Space porn: These images are (quite literally) out of this world
SEOUL, South Korea (AP) — South Korea’s central bank on Thursday warned that Europe’s debt crisis and weak growth in other parts of the world could result in Asia’s fourth-largest economy underperforming for an extended period.
The bank’s pessimistic assessment reinforced views that it’s likely to cut interest rates again later this year to boost domestic demand and offset the impact of waning exports.
The bank on Thursday left its key interest rate unchanged at 3 percent after a surprise rate cut last month. Analysts expected the pause as the bank is waiting to see the impact of the quarter point cut, which was the first in more than three years.
The Bank of Korea said in statement that the economy will underperform its growth potential for “a considerable time going forward” due to increased risks from Europe and sluggish demand from its major trading partners.
Economic growth in South Korea had “slowed” due to lackluster exports and poor domestic demand, Governor Kim Choong-soo told reporters.
Analysts believe the central bank will further lower borrowing costs before December presidential elections, as South Korea’s economy increasingly need to rely on consumer and corporate spending while exports remain weak.
South Korea’s exports sank 8.8 percent in July, the biggest annual drop since October of 2009. But it is uncertain if consumer spending and corporate investment can entirely make up for the decline in exports. Consumer confidence is at a five-month low and retail sales have retreated for two straight months.
The central bank last month cut its forecast for South Korea’s economic growth this year by half a percentage point to 3 percent, the lowest since 2009.
Officials even hinted that 3 percent may not be achievable. South Korea’s finance ministry has rejected repeated calls from the parliament to produce a stimulus package to boost spending.
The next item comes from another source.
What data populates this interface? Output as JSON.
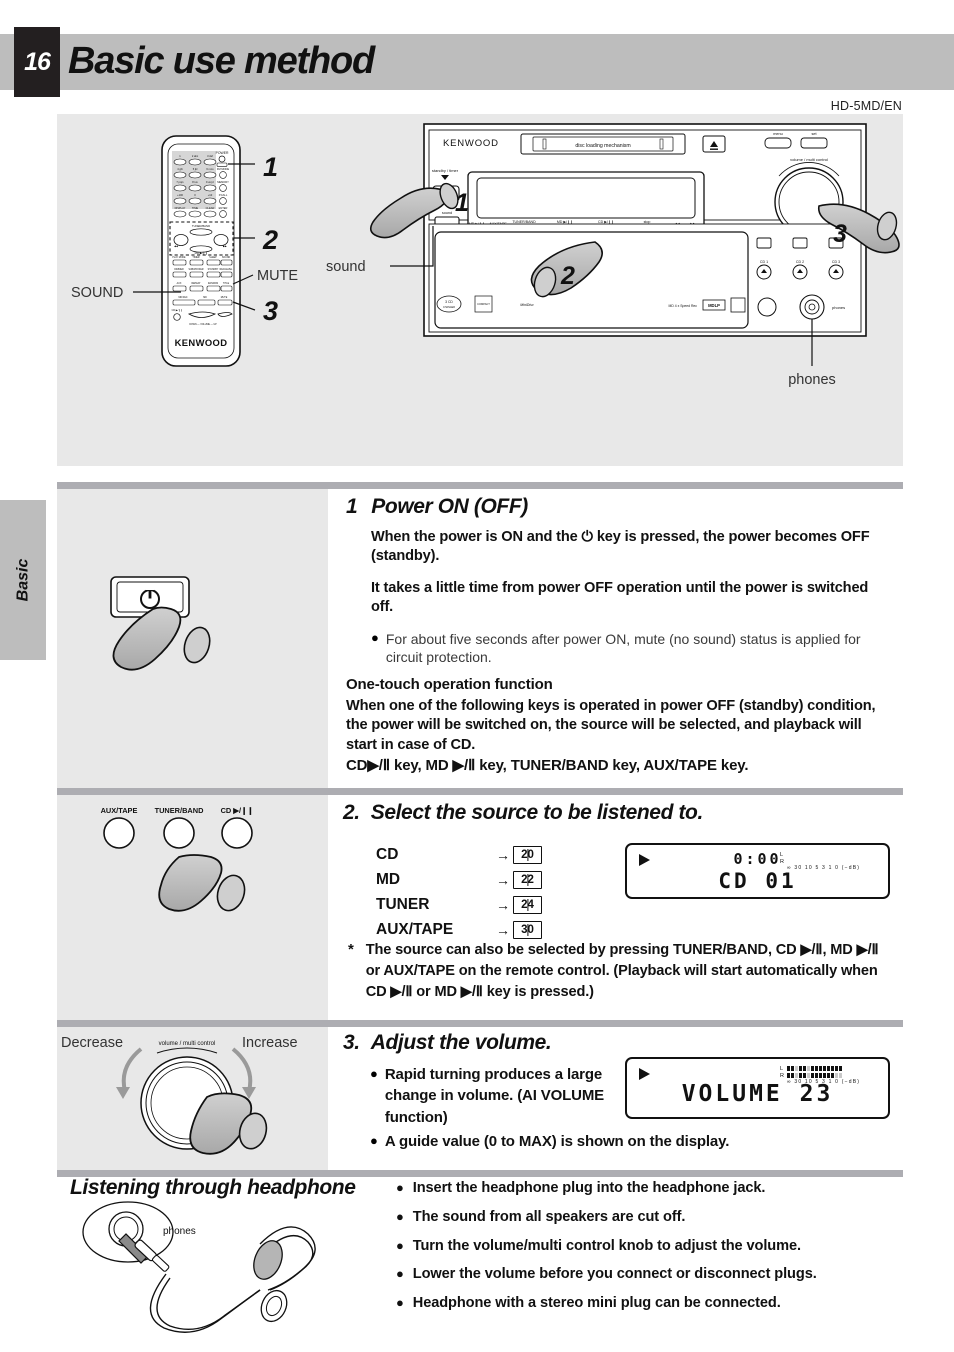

Meanwhile, South Korea’s inflation rate eased to below 2 percent, giving more leeway for policymakers to cut interest rates.
NASA astronaut Mike Hopkins
On December 28, 2013, Expedition 38 crew member Mike Hopkins participating in the second of two space walks to replace a degraded pump module on the International Space Station. (NASA astronaut Rick Mastracchio is reflected in his helmet!)
The Soyuz TMA-10M
The Soyuz TMA-10M headed towards the International Space Station with crew members from Expedition 37 onboard.
40 years ago the Apollo 8 mission flew up to the moon, orbited it ten times and then returned to Earth. This picture was taken from that flight and shows the Earth as it seemingly rises in similar fashion to a sunrise.
Sunrise from Expedition 36
NASA Flight Engineer Karen L. Nyberg of Expedition 36 took this photo of the sun rising -- a sight they saw nearly 16 times per day due to the speed of the International Space Station's orbit around the earth.
A pair of NanoRacks CubeSats -- nanosattelite spacecrafts carrying experiments -- were launched by Expedition 38.